(Excerpts from an interface dataset)
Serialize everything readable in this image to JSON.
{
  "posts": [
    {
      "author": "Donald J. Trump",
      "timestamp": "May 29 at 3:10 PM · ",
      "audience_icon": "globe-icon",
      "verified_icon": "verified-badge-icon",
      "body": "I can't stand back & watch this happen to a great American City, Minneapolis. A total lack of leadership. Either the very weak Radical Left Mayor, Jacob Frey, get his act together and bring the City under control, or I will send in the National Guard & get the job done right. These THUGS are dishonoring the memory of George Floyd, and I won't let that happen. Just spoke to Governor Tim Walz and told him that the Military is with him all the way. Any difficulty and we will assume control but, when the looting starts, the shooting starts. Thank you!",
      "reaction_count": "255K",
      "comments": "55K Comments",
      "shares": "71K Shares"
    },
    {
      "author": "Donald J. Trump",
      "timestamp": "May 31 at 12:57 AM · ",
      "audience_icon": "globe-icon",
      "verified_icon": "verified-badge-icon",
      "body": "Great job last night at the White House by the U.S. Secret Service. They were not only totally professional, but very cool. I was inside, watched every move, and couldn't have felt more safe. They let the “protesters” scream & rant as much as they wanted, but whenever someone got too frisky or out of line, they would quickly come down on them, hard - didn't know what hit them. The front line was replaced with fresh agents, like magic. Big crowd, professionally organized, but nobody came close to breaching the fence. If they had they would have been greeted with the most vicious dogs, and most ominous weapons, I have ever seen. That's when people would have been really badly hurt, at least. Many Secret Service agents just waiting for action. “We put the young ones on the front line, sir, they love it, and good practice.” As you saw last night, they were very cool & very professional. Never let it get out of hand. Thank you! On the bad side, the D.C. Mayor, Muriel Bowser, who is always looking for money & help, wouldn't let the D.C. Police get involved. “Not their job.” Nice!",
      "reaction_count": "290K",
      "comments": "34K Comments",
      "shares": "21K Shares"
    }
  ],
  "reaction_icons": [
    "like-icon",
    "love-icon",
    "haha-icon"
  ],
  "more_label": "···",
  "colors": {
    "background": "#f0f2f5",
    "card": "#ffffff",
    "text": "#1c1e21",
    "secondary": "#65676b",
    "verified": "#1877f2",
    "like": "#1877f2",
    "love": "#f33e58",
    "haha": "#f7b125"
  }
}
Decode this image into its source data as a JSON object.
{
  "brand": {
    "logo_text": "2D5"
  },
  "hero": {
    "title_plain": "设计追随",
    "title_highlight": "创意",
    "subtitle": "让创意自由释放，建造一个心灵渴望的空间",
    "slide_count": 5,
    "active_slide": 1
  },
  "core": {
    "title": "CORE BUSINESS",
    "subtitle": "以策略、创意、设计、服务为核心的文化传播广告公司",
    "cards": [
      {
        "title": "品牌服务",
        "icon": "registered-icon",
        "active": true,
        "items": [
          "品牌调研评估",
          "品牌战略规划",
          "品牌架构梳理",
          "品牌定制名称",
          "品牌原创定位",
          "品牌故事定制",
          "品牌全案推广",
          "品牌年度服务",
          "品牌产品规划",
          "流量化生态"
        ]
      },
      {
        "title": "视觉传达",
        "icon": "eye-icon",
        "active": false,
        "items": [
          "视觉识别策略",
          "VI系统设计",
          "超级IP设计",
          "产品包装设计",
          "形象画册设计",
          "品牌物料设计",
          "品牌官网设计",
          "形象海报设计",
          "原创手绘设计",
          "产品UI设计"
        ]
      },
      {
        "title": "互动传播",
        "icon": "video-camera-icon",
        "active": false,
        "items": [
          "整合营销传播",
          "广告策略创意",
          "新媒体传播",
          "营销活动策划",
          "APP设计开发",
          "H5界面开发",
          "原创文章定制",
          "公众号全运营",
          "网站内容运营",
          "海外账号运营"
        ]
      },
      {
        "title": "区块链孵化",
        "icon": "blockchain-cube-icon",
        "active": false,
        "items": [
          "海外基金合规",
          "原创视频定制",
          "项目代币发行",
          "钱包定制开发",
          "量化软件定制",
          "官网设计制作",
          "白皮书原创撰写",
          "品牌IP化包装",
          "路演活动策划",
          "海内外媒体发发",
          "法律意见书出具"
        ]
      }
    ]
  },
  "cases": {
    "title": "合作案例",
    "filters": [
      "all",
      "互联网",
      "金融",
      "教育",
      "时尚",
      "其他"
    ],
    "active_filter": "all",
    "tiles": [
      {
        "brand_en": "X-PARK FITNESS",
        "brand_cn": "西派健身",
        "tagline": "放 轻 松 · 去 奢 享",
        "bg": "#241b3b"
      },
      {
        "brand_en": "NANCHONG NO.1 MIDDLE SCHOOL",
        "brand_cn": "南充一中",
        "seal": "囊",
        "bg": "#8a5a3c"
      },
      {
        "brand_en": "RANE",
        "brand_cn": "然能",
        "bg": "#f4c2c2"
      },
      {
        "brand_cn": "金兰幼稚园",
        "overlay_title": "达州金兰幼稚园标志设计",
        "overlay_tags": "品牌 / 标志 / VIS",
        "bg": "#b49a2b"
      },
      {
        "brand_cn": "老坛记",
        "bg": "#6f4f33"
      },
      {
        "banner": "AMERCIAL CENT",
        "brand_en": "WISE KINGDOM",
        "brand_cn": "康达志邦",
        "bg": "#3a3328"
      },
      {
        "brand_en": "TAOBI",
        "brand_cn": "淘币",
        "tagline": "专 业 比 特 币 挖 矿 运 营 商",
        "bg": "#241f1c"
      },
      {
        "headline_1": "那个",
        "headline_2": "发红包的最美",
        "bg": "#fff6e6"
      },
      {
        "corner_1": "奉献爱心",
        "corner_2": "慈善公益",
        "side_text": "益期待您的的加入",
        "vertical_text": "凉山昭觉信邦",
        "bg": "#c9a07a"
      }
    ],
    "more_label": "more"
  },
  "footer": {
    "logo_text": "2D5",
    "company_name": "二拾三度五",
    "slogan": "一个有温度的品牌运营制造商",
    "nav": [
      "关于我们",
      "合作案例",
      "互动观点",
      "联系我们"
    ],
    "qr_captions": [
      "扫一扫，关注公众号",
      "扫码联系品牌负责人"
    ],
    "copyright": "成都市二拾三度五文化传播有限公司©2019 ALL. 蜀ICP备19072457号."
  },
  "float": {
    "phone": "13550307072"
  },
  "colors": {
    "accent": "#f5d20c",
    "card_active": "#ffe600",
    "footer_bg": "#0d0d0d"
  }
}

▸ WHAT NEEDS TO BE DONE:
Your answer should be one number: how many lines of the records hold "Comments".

▸ SOLUTION:
2